The president's State of the Union: paving the way for Hillary?
As President Obama prepares for his final address to Congress, he will focus not only on achievements but also aspirations, doing what he can to bolster prospects of another Democrat in the White House.
Pablo Martinez Monsivais/AP
President Obama will address the nation Tuesday in his final State of the Union speech, as he seeks to reflect on achievements and prepare the ground for the future – both his final months in office, and his hoped-for Democratic successor.
The question of his legacy may hinge on having a like-minded successor, as Republicans have repeatedly threatened to tear apart some of his signature achievements if they gain the White House.
And yet he also is expected to emphasize the unity of this country, to counter the popular image of a nation rent in two by political differences.
“There’s no doubt that politics in Washington are so much more divided than the American people are,” Obama told NBC.
“Part of what I want to do in this last address is remind people we have a lot of good things going for us. And if we can get our politics right, it turns out we are not as divided on the ideological spectrum as people make us out to be.”
In that same interview, the president spoke of the challenges the United States has faced over the past 10 years – “Katrina, the Iraq war, the worst financial crisis of our lifetime” – and he said people should acknowledge how far the country has come.
Indeed, as The Washington Post reports, 2015 was the second-best year since 1999 for job gains in the US, with 2.65 million new positions.
But there is still much the president hopes to tackle in his final year, focusing on such areas as the Trans Pacific Partnership on trade, the closure of the Guantánamo Bay prison, and perhaps most particularly, gun control.
Last week after an emotional speech, the president introduced a series of executive actions on gun control that included tightening background checks for sales made at gun shows.
While Obama has said he will not endorse any candidates until after the primaries, which is not uncommon for a sitting president, it is supposed that Mrs. Clinton would be his preferred successor.

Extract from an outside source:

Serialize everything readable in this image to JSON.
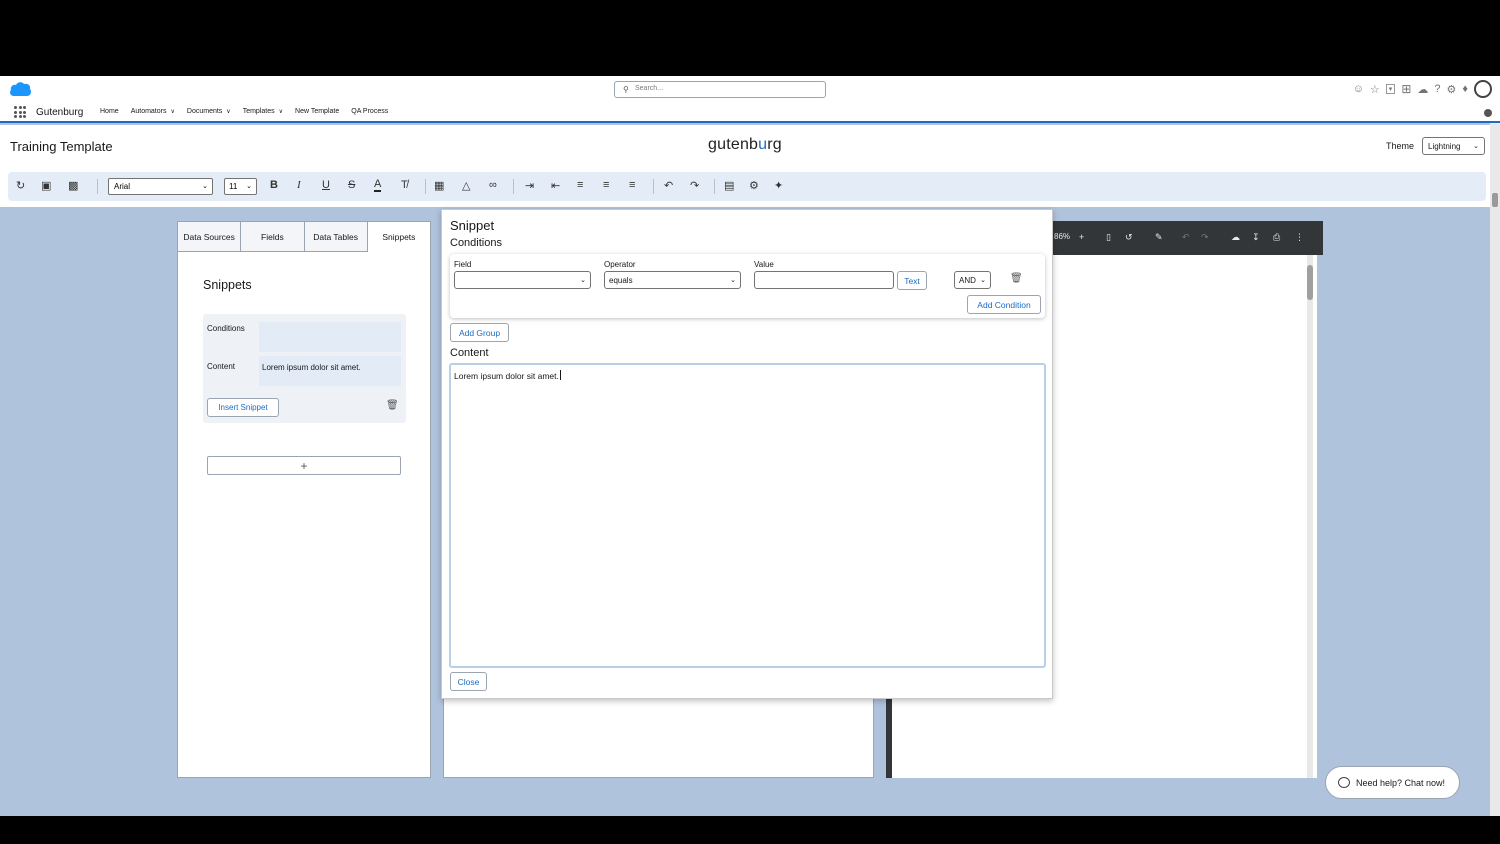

"I think Barack Obama believes that it is incredibly important that Hillary Clinton succeeds him," a former close aide to Obama who is still connected with the White House told CNN. "The only way that we have an economy where people aren't losing their health care is if Hillary Clinton becomes president."
Republican nominees, including front-runners Donald Trump and Sen. Ted Cruz, have vowed to revoke Obama's executive orders, if elected. And Republican lawmakers have threatened to undo key legacies of the Obama administration, such as the Affordable Care Act, the Iran nuclear deal, and immigration policies. Last week, after years of attempts, Republicans passed a measure repealing Obamacare and sent it to the president's desk, where it faced a veto.
Specifically regarding Mr. Trump’s campaign, the president told NBC “talk to me if he wins," saying that only then would he be willing to contemplate shouldering any responsibility for such an outcome.
“I am pretty confident that the overwhelming majority of Americans are looking for the kind of politics that does feed our hopes and not our fears, that does work together and doesn’t try to divide us,” he added.